Yet other scholars think the unnamed child is born to an unnamed woman of the royal household, one who is still a virgin at the time the prophecy is given but who is about to be married and will immediately conceive. But this calls for assuming facts we are not given and is too vague for it to have been a sign from God for Ahaz. God is capable of saying what He means and is perfectly able to have supplied us with information to back up this theory, so in my opinion we can disregard this one.

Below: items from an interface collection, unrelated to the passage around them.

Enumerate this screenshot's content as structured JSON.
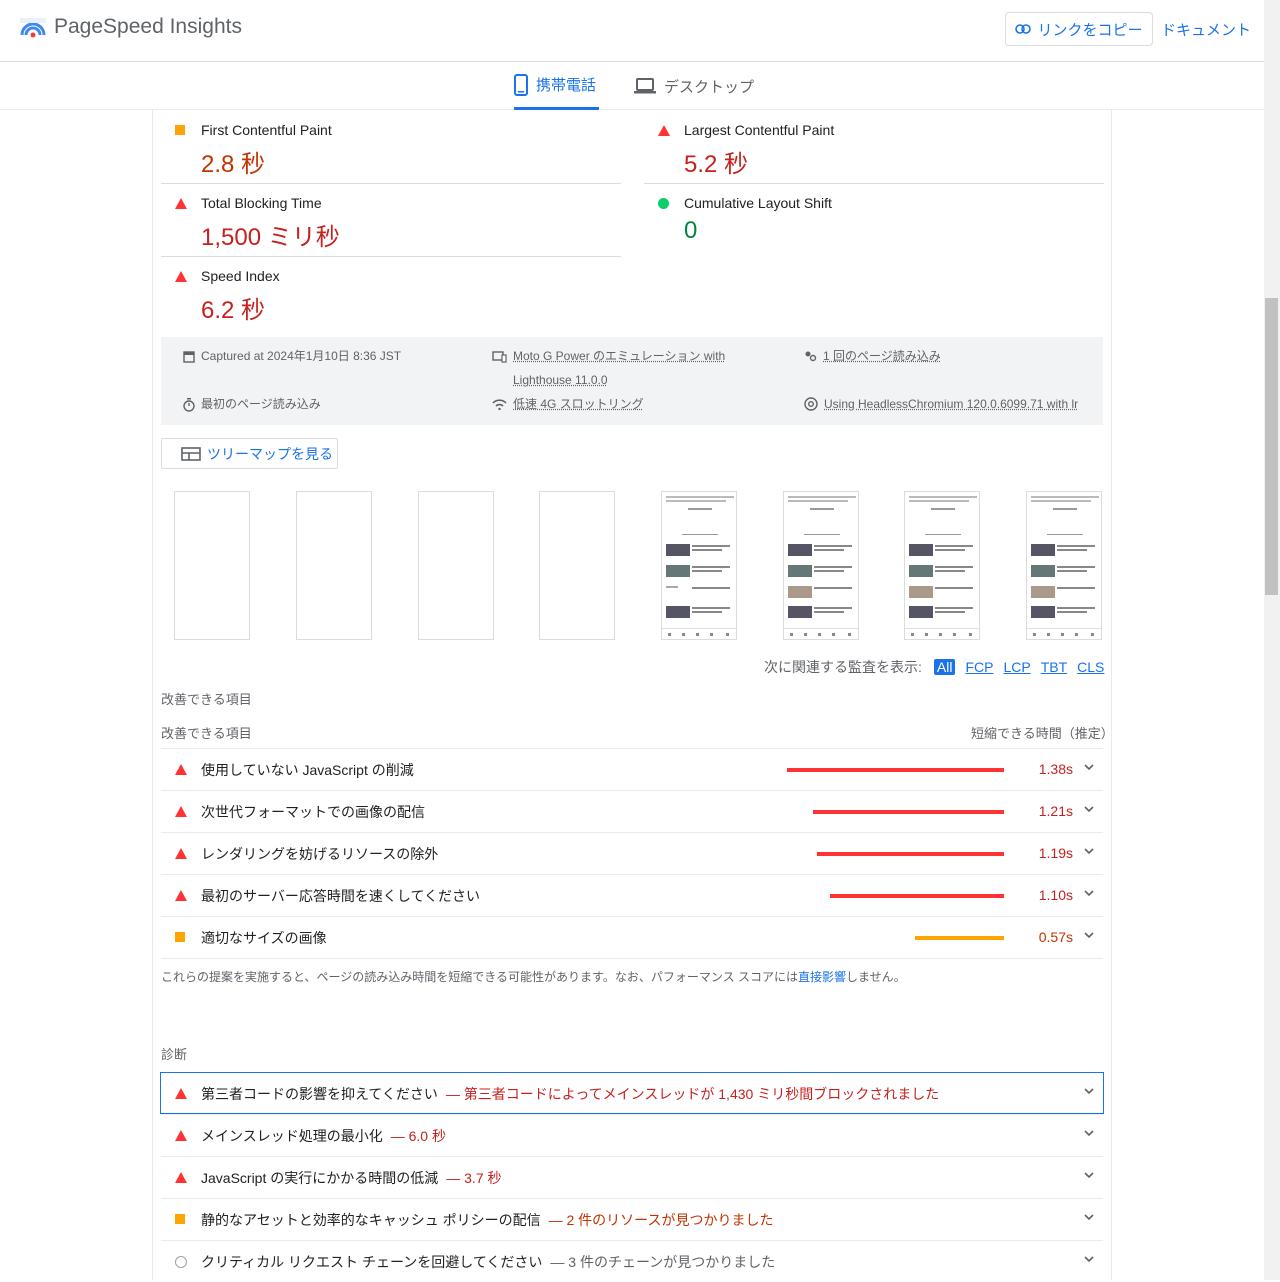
{
  "header": {
    "app_name": "PageSpeed Insights",
    "copy_link": "リンクをコピー",
    "docs": "ドキュメント"
  },
  "tabs": [
    {
      "label": "携帯電話",
      "active": true
    },
    {
      "label": "デスクトップ",
      "active": false
    }
  ],
  "metrics": [
    {
      "label": "First Contentful Paint",
      "value": "2.8 秒",
      "status": "average"
    },
    {
      "label": "Largest Contentful Paint",
      "value": "5.2 秒",
      "status": "fail"
    },
    {
      "label": "Total Blocking Time",
      "value": "1,500 ミリ秒",
      "status": "fail"
    },
    {
      "label": "Cumulative Layout Shift",
      "value": "0",
      "status": "pass"
    },
    {
      "label": "Speed Index",
      "value": "6.2 秒",
      "status": "fail"
    }
  ],
  "info": {
    "captured": "Captured at 2024年1月10日 8:36 JST",
    "device_1": "Moto G Power のエミュレーション with",
    "device_2": "Lighthouse 11.0.0",
    "loads": "1 回のページ読み込み",
    "initial_load": "最初のページ読み込み",
    "throttling": "低速 4G スロットリング",
    "browser": "Using HeadlessChromium 120.0.6099.71 with lr"
  },
  "treemap_button": "ツリーマップを見る",
  "filter": {
    "label": "次に関連する監査を表示:",
    "options": [
      "All",
      "FCP",
      "LCP",
      "TBT",
      "CLS"
    ]
  },
  "opportunities": {
    "section_title": "改善できる項目",
    "column_left": "改善できる項目",
    "column_right": "短縮できる時間（推定）",
    "items": [
      {
        "title": "使用していない JavaScript の削減",
        "savings": "1.38s",
        "status": "fail",
        "bar_fraction": 1.0
      },
      {
        "title": "次世代フォーマットでの画像の配信",
        "savings": "1.21s",
        "status": "fail",
        "bar_fraction": 0.88
      },
      {
        "title": "レンダリングを妨げるリソースの除外",
        "savings": "1.19s",
        "status": "fail",
        "bar_fraction": 0.86
      },
      {
        "title": "最初のサーバー応答時間を速くしてください",
        "savings": "1.10s",
        "status": "fail",
        "bar_fraction": 0.8
      },
      {
        "title": "適切なサイズの画像",
        "savings": "0.57s",
        "status": "average",
        "bar_fraction": 0.41
      }
    ],
    "note_before": "これらの提案を実施すると、ページの読み込み時間を短縮できる可能性があります。なお、パフォーマンス スコアには",
    "note_link": "直接影響",
    "note_after": "しません。"
  },
  "diagnostics": {
    "section_title": "診断",
    "items": [
      {
        "title": "第三者コードの影響を抑えてください",
        "detail": "— 第三者コードによってメインスレッドが 1,430 ミリ秒間ブロックされました",
        "status": "fail"
      },
      {
        "title": "メインスレッド処理の最小化",
        "detail": "— 6.0 秒",
        "status": "fail"
      },
      {
        "title": "JavaScript の実行にかかる時間の低減",
        "detail": "— 3.7 秒",
        "status": "fail"
      },
      {
        "title": "静的なアセットと効率的なキャッシュ ポリシーの配信",
        "detail": "— 2 件のリソースが見つかりました",
        "status": "average"
      },
      {
        "title": "クリティカル リクエスト チェーンを回避してください",
        "detail": "— 3 件のチェーンが見つかりました",
        "status": "info"
      }
    ]
  },
  "colors": {
    "accent": "#1a73e8",
    "fail": "#ff3333",
    "average": "#ffa400",
    "pass": "#0cce6b"
  }
}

It's my personal belief that the immediate fulfillment of the prophecy is found in our next chapter when Isaiah goes home from speaking to the king and has marital relations with his wife and she conceives a son. By the time their son is old enough to reject the wrong and choose the right, the nations Ahaz fears will no longer be a threat to anyone. I think the remainder of the prophecy which deals with a child is a sign for the far-off future, when a young virgin descended from the house of David will be engaged to a man whose bloodline proves he would hold the legal title to the throne if there was a throne in his day, giving him the ability to pass the title to his eldest son and heir. And Mary the mother of Jesus will conceive a child by the Holy Spirit, who will literally be Immanuel "God with us", who will hold the spiritual title to the throne by the sovereign choice of God.

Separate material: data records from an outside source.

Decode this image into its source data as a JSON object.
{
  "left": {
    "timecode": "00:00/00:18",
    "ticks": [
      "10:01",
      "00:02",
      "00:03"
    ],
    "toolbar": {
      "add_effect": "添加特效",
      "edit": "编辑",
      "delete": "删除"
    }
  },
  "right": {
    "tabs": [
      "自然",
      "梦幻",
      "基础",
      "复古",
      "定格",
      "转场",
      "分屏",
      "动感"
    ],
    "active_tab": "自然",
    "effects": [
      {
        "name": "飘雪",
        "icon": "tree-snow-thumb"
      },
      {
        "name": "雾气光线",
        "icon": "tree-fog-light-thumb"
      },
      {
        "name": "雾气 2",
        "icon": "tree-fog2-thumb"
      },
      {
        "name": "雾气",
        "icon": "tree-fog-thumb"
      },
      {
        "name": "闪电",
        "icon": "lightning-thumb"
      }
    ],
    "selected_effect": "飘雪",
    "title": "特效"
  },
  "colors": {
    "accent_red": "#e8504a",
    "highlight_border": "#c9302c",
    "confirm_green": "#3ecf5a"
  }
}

The final part of the prophecy has to do with God bringing upon Judah such a time as she has never seen before. Ahaz is about to disobey the Lord and choose to trust the king of Assyria instead of trusting God. He is going to offer himself and the nation as subjects to Assyria. From then on, Judah will never truly be free again. Ahaz's rejection of God's help is a turning point in his own life and a turning point for the nation. The downfall of Judah begins here. I want to quote J. Alec Motyer, a brilliant commentator on the book of Isaiah, because he explains this beautifully. "The semblance of monarchy would survive for another century but the reality would never be restored...From the time when Ahaz disbelieved, he and David's descendants reigned as puppet-kings, by courtesy first of Assyria and then of Babylon, until the fall of Jerusalem in 586 BC extinguished kingdom and monarchy altogether so that (with Christian hindsight) when Immanuel was born, the heir to David's throne was an unknown carpenter in Nazareth! Thus Isaiah concertinas the centuries, for when Immanuel was born he inherited only the memory of a kingdom and a non-existent crown---and it was Ahaz's fault. As we shall see, in the course of this section Isaiah adjusts the historical perspective, but he uttered no lie when he made Immanuel the immediate heir of the Ahaz-debacle." (from Isaiah, by J. Alec Motyer, page 78)

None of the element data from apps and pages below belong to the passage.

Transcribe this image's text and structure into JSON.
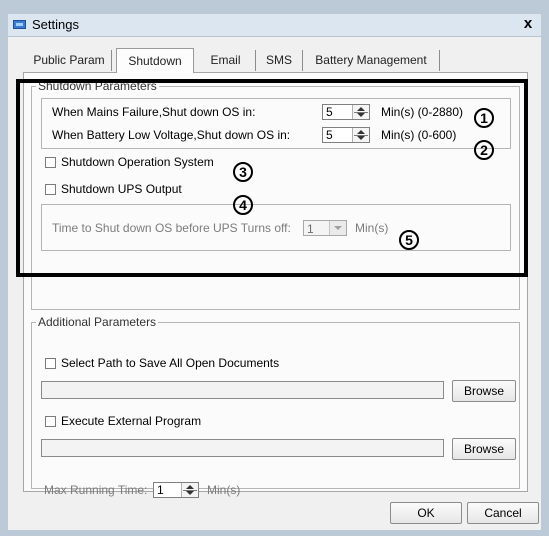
{
  "window": {
    "title": "Settings",
    "close_glyph": "x"
  },
  "tabs": [
    {
      "label": "Public Param"
    },
    {
      "label": "Shutdown",
      "active": true
    },
    {
      "label": "Email"
    },
    {
      "label": "SMS"
    },
    {
      "label": "Battery Management"
    }
  ],
  "shutdown_params": {
    "legend": "Shutdown Parameters",
    "mains_failure": {
      "label": "When Mains Failure,Shut down OS in:",
      "value": "5",
      "unit_range": "Min(s) (0-2880)"
    },
    "battery_low": {
      "label": "When Battery Low Voltage,Shut down OS in:",
      "value": "5",
      "unit_range": "Min(s) (0-600)"
    },
    "shutdown_os": {
      "label": "Shutdown Operation System",
      "checked": false
    },
    "shutdown_ups": {
      "label": "Shutdown UPS Output",
      "checked": false
    },
    "time_before_ups": {
      "label": "Time to Shut down OS before UPS Turns off:",
      "value": "1",
      "unit": "Min(s)"
    }
  },
  "annotations": [
    "1",
    "2",
    "3",
    "4",
    "5"
  ],
  "additional_params": {
    "legend": "Additional Parameters",
    "save_docs": {
      "label": "Select Path to Save All Open Documents",
      "checked": false,
      "path": "",
      "browse_label": "Browse"
    },
    "external_program": {
      "label": "Execute External Program",
      "checked": false,
      "path": "",
      "browse_label": "Browse"
    },
    "max_running": {
      "label": "Max Running Time:",
      "value": "1",
      "unit": "Min(s)"
    }
  },
  "footer": {
    "ok_label": "OK",
    "cancel_label": "Cancel"
  },
  "colors": {
    "titlebar": "#dce6f0",
    "dialog_bg": "#f0f0f0",
    "highlight_border": "#000000",
    "disabled_text": "#7c7c7c"
  },
  "icons": [
    "settings-app-icon",
    "close-icon",
    "spin-up-icon",
    "spin-down-icon",
    "dropdown-arrow-icon",
    "checkbox-icon"
  ]
}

Isaiah names Immanuel the heir to the throne of David, though he is not the immediate heir of Ahaz. Because of Ahaz's wrong choice, the nation will never be sovereign again until her true and final King reigns. Judah will be subject to many nations over the course of time: Assyria, Egypt, Babylon, and Rome. At several times in history she won't even be a nation at all but will be scattered throughout the earth. But Immanuel, God with us, the One who has the legal title to David's throne, will gather in the people of Israel and Judah and once again make of them a sovereign nation. In addition, He will be Savior and King of the Gentiles and we will all be one people under Him, one nation under God.
Below is our worship song link for today.